[Stored items]
┄┄┄┄┄┄

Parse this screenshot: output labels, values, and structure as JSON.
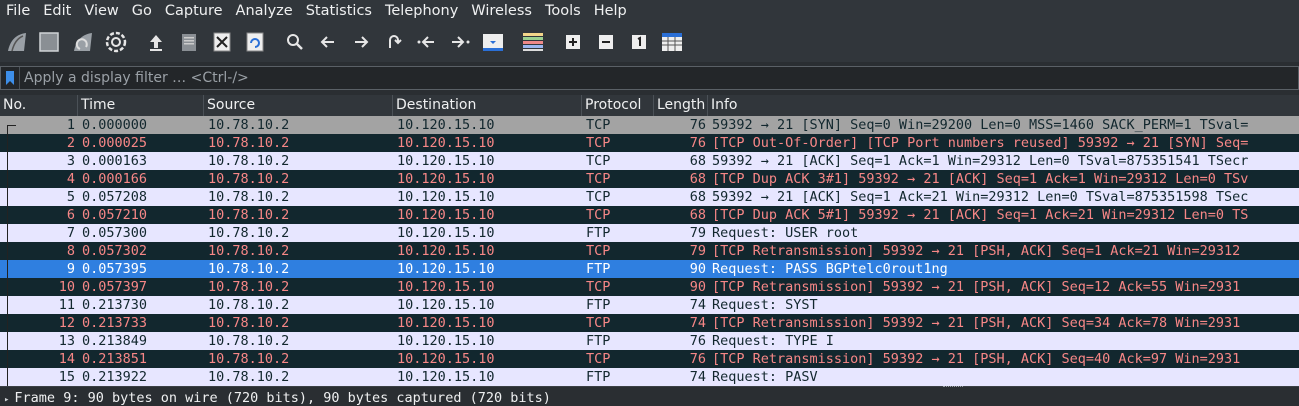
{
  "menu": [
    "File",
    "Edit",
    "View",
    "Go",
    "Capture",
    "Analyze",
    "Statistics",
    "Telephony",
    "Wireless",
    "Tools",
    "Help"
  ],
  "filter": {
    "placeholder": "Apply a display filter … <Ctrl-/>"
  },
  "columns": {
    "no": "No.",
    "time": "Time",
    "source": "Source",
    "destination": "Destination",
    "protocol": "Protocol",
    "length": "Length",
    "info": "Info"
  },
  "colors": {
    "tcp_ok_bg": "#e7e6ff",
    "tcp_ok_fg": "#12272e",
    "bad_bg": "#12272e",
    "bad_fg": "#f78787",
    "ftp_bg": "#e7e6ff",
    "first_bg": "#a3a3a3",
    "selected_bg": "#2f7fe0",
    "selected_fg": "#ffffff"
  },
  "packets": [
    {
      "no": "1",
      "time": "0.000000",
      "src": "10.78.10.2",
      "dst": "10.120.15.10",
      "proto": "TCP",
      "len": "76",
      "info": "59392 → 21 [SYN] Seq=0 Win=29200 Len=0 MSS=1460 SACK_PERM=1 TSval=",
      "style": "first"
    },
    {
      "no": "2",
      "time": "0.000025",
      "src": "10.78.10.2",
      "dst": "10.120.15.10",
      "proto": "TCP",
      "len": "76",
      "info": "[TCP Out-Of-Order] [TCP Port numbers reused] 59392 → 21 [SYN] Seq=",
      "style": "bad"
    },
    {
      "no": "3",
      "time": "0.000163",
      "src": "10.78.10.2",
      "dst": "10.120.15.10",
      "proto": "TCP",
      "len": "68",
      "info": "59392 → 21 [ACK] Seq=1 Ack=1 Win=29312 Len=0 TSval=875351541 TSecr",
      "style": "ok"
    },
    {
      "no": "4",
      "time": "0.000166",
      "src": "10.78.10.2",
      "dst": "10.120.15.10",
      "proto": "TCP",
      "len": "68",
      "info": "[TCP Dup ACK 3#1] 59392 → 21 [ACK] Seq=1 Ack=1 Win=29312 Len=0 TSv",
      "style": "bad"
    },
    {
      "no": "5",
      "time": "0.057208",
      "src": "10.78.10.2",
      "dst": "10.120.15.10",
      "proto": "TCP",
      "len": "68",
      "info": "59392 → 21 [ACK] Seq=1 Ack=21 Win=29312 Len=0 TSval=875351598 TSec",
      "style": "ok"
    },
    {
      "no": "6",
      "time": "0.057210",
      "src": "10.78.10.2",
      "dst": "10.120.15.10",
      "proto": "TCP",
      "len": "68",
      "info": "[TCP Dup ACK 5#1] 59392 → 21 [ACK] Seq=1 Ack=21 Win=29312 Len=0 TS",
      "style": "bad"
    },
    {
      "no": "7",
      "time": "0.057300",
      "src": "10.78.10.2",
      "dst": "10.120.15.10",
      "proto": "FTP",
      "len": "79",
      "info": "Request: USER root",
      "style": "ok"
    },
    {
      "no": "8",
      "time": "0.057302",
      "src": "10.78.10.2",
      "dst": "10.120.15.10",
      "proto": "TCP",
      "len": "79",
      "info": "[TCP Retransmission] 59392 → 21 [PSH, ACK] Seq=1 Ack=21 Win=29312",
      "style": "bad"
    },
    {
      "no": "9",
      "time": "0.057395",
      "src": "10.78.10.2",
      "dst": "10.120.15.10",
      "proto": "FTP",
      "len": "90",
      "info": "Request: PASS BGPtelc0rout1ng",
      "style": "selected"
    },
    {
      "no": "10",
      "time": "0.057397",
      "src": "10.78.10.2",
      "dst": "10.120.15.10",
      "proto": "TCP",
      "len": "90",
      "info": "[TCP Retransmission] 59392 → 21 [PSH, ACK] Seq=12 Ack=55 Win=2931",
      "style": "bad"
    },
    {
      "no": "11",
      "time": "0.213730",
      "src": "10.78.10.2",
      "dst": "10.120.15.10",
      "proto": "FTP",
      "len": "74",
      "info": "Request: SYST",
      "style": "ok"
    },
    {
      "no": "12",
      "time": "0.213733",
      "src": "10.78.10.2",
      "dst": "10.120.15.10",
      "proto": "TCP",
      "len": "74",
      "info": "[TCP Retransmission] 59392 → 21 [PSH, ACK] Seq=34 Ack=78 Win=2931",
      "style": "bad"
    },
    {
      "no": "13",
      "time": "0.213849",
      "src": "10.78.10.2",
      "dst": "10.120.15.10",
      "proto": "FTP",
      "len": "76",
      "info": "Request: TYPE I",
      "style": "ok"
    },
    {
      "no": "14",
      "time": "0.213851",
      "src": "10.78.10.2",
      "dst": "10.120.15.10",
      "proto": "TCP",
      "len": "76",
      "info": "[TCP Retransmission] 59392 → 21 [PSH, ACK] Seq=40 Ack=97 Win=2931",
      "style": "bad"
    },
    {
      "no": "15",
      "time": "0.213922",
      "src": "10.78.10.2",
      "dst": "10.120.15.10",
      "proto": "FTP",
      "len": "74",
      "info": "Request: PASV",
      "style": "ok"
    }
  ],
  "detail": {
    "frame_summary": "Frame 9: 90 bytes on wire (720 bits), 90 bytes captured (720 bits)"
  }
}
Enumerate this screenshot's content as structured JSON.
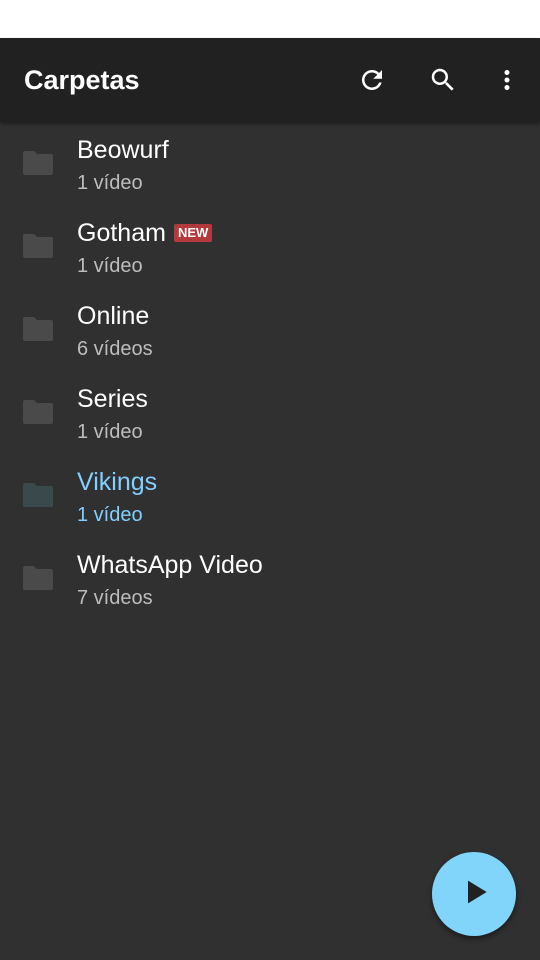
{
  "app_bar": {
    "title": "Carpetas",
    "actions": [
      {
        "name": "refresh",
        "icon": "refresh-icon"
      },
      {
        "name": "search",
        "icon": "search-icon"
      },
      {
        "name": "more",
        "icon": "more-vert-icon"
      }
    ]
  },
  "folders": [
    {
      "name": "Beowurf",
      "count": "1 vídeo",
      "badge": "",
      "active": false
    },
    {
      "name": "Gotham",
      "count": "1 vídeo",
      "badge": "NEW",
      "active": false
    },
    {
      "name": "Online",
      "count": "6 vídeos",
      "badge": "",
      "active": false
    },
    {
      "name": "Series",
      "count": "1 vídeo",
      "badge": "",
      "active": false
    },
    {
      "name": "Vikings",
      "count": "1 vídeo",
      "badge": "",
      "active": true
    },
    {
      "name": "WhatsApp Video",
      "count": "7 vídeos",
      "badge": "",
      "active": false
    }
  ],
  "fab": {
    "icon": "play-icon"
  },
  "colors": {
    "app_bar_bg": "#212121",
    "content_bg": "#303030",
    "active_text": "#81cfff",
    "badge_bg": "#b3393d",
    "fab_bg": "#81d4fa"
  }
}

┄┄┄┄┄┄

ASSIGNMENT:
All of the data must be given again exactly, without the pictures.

ANSWER TO THIS EXERCISE:
Parse this screenshot: output labels, values, and structure as JSON.
{
  "menu": [
    "File",
    "Edit",
    "View",
    "Go",
    "Capture",
    "Analyze",
    "Statistics",
    "Telephony",
    "Wireless",
    "Tools",
    "Help"
  ],
  "filter": {
    "placeholder": "Apply a display filter … <Ctrl-/>"
  },
  "columns": {
    "no": "No.",
    "time": "Time",
    "source": "Source",
    "destination": "Destination",
    "protocol": "Protocol",
    "length": "Length",
    "info": "Info"
  },
  "colors": {
    "tcp_ok_bg": "#e7e6ff",
    "tcp_ok_fg": "#12272e",
    "bad_bg": "#12272e",
    "bad_fg": "#f78787",
    "ftp_bg": "#e7e6ff",
    "first_bg": "#a3a3a3",
    "selected_bg": "#2f7fe0",
    "selected_fg": "#ffffff"
  },
  "packets": [
    {
      "no": "1",
      "time": "0.000000",
      "src": "10.78.10.2",
      "dst": "10.120.15.10",
      "proto": "TCP",
      "len": "76",
      "info": "59392 → 21 [SYN] Seq=0 Win=29200 Len=0 MSS=1460 SACK_PERM=1 TSval=",
      "style": "first"
    },
    {
      "no": "2",
      "time": "0.000025",
      "src": "10.78.10.2",
      "dst": "10.120.15.10",
      "proto": "TCP",
      "len": "76",
      "info": "[TCP Out-Of-Order] [TCP Port numbers reused] 59392 → 21 [SYN] Seq=",
      "style": "bad"
    },
    {
      "no": "3",
      "time": "0.000163",
      "src": "10.78.10.2",
      "dst": "10.120.15.10",
      "proto": "TCP",
      "len": "68",
      "info": "59392 → 21 [ACK] Seq=1 Ack=1 Win=29312 Len=0 TSval=875351541 TSecr",
      "style": "ok"
    },
    {
      "no": "4",
      "time": "0.000166",
      "src": "10.78.10.2",
      "dst": "10.120.15.10",
      "proto": "TCP",
      "len": "68",
      "info": "[TCP Dup ACK 3#1] 59392 → 21 [ACK] Seq=1 Ack=1 Win=29312 Len=0 TSv",
      "style": "bad"
    },
    {
      "no": "5",
      "time": "0.057208",
      "src": "10.78.10.2",
      "dst": "10.120.15.10",
      "proto": "TCP",
      "len": "68",
      "info": "59392 → 21 [ACK] Seq=1 Ack=21 Win=29312 Len=0 TSval=875351598 TSec",
      "style": "ok"
    },
    {
      "no": "6",
      "time": "0.057210",
      "src": "10.78.10.2",
      "dst": "10.120.15.10",
      "proto": "TCP",
      "len": "68",
      "info": "[TCP Dup ACK 5#1] 59392 → 21 [ACK] Seq=1 Ack=21 Win=29312 Len=0 TS",
      "style": "bad"
    },
    {
      "no": "7",
      "time": "0.057300",
      "src": "10.78.10.2",
      "dst": "10.120.15.10",
      "proto": "FTP",
      "len": "79",
      "info": "Request: USER root",
      "style": "ok"
    },
    {
      "no": "8",
      "time": "0.057302",
      "src": "10.78.10.2",
      "dst": "10.120.15.10",
      "proto": "TCP",
      "len": "79",
      "info": "[TCP Retransmission] 59392 → 21 [PSH, ACK] Seq=1 Ack=21 Win=29312",
      "style": "bad"
    },
    {
      "no": "9",
      "time": "0.057395",
      "src": "10.78.10.2",
      "dst": "10.120.15.10",
      "proto": "FTP",
      "len": "90",
      "info": "Request: PASS BGPtelc0rout1ng",
      "style": "selected"
    },
    {
      "no": "10",
      "time": "0.057397",
      "src": "10.78.10.2",
      "dst": "10.120.15.10",
      "proto": "TCP",
      "len": "90",
      "info": "[TCP Retransmission] 59392 → 21 [PSH, ACK] Seq=12 Ack=55 Win=2931",
      "style": "bad"
    },
    {
      "no": "11",
      "time": "0.213730",
      "src": "10.78.10.2",
      "dst": "10.120.15.10",
      "proto": "FTP",
      "len": "74",
      "info": "Request: SYST",
      "style": "ok"
    },
    {
      "no": "12",
      "time": "0.213733",
      "src": "10.78.10.2",
      "dst": "10.120.15.10",
      "proto": "TCP",
      "len": "74",
      "info": "[TCP Retransmission] 59392 → 21 [PSH, ACK] Seq=34 Ack=78 Win=2931",
      "style": "bad"
    },
    {
      "no": "13",
      "time": "0.213849",
      "src": "10.78.10.2",
      "dst": "10.120.15.10",
      "proto": "FTP",
      "len": "76",
      "info": "Request: TYPE I",
      "style": "ok"
    },
    {
      "no": "14",
      "time": "0.213851",
      "src": "10.78.10.2",
      "dst": "10.120.15.10",
      "proto": "TCP",
      "len": "76",
      "info": "[TCP Retransmission] 59392 → 21 [PSH, ACK] Seq=40 Ack=97 Win=2931",
      "style": "bad"
    },
    {
      "no": "15",
      "time": "0.213922",
      "src": "10.78.10.2",
      "dst": "10.120.15.10",
      "proto": "FTP",
      "len": "74",
      "info": "Request: PASV",
      "style": "ok"
    }
  ],
  "detail": {
    "frame_summary": "Frame 9: 90 bytes on wire (720 bits), 90 bytes captured (720 bits)"
  }
}
Enumerate this screenshot's content as structured JSON.
{
  "app_bar": {
    "title": "Carpetas",
    "actions": [
      {
        "name": "refresh",
        "icon": "refresh-icon"
      },
      {
        "name": "search",
        "icon": "search-icon"
      },
      {
        "name": "more",
        "icon": "more-vert-icon"
      }
    ]
  },
  "folders": [
    {
      "name": "Beowurf",
      "count": "1 vídeo",
      "badge": "",
      "active": false
    },
    {
      "name": "Gotham",
      "count": "1 vídeo",
      "badge": "NEW",
      "active": false
    },
    {
      "name": "Online",
      "count": "6 vídeos",
      "badge": "",
      "active": false
    },
    {
      "name": "Series",
      "count": "1 vídeo",
      "badge": "",
      "active": false
    },
    {
      "name": "Vikings",
      "count": "1 vídeo",
      "badge": "",
      "active": true
    },
    {
      "name": "WhatsApp Video",
      "count": "7 vídeos",
      "badge": "",
      "active": false
    }
  ],
  "fab": {
    "icon": "play-icon"
  },
  "colors": {
    "app_bar_bg": "#212121",
    "content_bg": "#303030",
    "active_text": "#81cfff",
    "badge_bg": "#b3393d",
    "fab_bg": "#81d4fa"
  }
}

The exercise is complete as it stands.